“There is a huge demand for a trained workforce in the cell- and gene-therapy industry, specifically in New Jersey, which is becoming a hub in this field,” said Haro Hartounian, Senior Executive Director for Biotechnology and Pharmaceutical Innovation at the New Jersey Innovation Institute.
Students and graduates are also supported through incubator programs where entrepreneurs in the life sciences can work on the clinical cGMP development of novel therapies to build their businesses whether it’s for pre-clinical or clinical stages.
Additionally, the increased demand for Contract Development and Manufacturing Organizations (CDMOs) will allow this clean room facility to create a revenue stream.
The FDA greenlit the first gene therapy treatment in 2017, creating a fast-growing sector of innovative medicine that is expected to transform medicine with treatment for a multitude of illnesses.
Cell and gene therapies had been decades in the making and are now expected to take on many of the world’s wide range of chronic and rare diseases. The U.S. Food and Drug Administration anticipates approving as many as 20 gene-therapy products a year by 2025 based on the surge of cell-and-gene-therapy products entering development and clinical trials.

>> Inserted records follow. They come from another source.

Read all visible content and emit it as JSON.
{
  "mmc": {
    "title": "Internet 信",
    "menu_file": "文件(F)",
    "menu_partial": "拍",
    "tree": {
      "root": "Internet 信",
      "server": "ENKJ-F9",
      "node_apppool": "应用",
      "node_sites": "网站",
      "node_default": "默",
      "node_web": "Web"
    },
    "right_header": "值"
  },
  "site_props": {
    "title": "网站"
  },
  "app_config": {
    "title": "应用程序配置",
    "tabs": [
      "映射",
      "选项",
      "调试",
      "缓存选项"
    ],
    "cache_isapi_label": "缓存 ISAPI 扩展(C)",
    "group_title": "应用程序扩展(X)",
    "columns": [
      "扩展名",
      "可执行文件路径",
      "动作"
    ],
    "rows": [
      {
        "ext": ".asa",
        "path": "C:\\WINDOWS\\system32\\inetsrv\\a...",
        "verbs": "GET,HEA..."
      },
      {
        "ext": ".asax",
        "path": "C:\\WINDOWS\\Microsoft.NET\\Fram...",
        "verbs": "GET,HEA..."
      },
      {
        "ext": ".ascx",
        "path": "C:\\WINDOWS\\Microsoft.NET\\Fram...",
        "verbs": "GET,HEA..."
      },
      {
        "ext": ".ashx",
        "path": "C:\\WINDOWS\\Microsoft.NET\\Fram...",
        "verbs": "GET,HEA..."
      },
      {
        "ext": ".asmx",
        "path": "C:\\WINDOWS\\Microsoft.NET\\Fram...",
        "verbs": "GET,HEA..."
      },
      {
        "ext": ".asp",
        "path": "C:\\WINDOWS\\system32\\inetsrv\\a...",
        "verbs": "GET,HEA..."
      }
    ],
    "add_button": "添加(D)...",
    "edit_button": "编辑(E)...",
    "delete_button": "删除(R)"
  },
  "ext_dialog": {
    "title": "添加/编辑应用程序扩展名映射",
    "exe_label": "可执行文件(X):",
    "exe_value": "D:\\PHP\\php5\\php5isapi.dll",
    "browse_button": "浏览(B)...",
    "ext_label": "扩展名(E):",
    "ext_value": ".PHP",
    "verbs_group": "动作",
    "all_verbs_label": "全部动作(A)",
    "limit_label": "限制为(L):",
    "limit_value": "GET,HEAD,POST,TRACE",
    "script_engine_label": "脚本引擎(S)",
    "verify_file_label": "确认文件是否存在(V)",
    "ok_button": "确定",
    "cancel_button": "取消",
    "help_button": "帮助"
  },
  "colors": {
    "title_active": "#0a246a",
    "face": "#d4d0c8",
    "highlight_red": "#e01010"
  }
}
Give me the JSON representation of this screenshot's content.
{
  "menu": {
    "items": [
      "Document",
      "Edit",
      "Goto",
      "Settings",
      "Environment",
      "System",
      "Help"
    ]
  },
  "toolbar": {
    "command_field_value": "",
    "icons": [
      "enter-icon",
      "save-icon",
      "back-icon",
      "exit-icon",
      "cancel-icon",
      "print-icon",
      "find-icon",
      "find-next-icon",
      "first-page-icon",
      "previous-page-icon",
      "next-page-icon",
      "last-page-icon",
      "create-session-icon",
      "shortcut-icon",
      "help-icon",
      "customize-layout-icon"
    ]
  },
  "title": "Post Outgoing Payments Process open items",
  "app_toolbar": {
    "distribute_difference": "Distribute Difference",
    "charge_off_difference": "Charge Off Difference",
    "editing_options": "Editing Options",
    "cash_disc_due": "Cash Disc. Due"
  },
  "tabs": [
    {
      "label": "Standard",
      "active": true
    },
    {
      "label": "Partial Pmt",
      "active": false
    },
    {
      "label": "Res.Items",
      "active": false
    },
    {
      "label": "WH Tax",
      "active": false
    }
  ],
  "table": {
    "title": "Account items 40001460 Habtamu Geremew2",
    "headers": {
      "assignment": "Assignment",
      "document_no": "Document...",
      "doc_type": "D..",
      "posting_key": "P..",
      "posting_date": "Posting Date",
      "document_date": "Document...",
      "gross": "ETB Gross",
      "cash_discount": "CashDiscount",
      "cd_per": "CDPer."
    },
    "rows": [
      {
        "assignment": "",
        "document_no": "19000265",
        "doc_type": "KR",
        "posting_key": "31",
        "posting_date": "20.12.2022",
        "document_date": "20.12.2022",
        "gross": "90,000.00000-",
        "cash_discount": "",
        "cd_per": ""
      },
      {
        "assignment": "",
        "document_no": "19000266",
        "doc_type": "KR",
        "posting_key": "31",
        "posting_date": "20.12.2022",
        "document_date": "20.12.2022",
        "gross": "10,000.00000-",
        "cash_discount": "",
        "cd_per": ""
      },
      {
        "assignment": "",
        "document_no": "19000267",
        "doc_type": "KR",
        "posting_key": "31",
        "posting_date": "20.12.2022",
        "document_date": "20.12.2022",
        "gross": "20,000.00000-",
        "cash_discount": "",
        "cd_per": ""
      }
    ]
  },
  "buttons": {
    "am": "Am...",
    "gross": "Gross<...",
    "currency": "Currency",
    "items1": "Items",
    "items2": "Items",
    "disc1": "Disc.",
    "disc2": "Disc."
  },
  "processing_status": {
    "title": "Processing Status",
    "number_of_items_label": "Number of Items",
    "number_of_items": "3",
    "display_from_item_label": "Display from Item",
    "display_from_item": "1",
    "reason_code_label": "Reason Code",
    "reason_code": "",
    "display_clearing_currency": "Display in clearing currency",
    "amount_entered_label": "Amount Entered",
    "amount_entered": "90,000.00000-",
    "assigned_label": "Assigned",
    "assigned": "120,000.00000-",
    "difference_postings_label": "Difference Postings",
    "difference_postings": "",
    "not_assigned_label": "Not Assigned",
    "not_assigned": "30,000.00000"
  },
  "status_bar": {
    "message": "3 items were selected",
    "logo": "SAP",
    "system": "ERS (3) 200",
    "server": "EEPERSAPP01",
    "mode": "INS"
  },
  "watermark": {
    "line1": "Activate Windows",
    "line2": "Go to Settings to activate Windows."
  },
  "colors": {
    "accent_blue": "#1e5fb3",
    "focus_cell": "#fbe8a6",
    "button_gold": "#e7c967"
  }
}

In 2020, there is more than 360 novel cell and gene therapies that are in early to late stages of clinical development.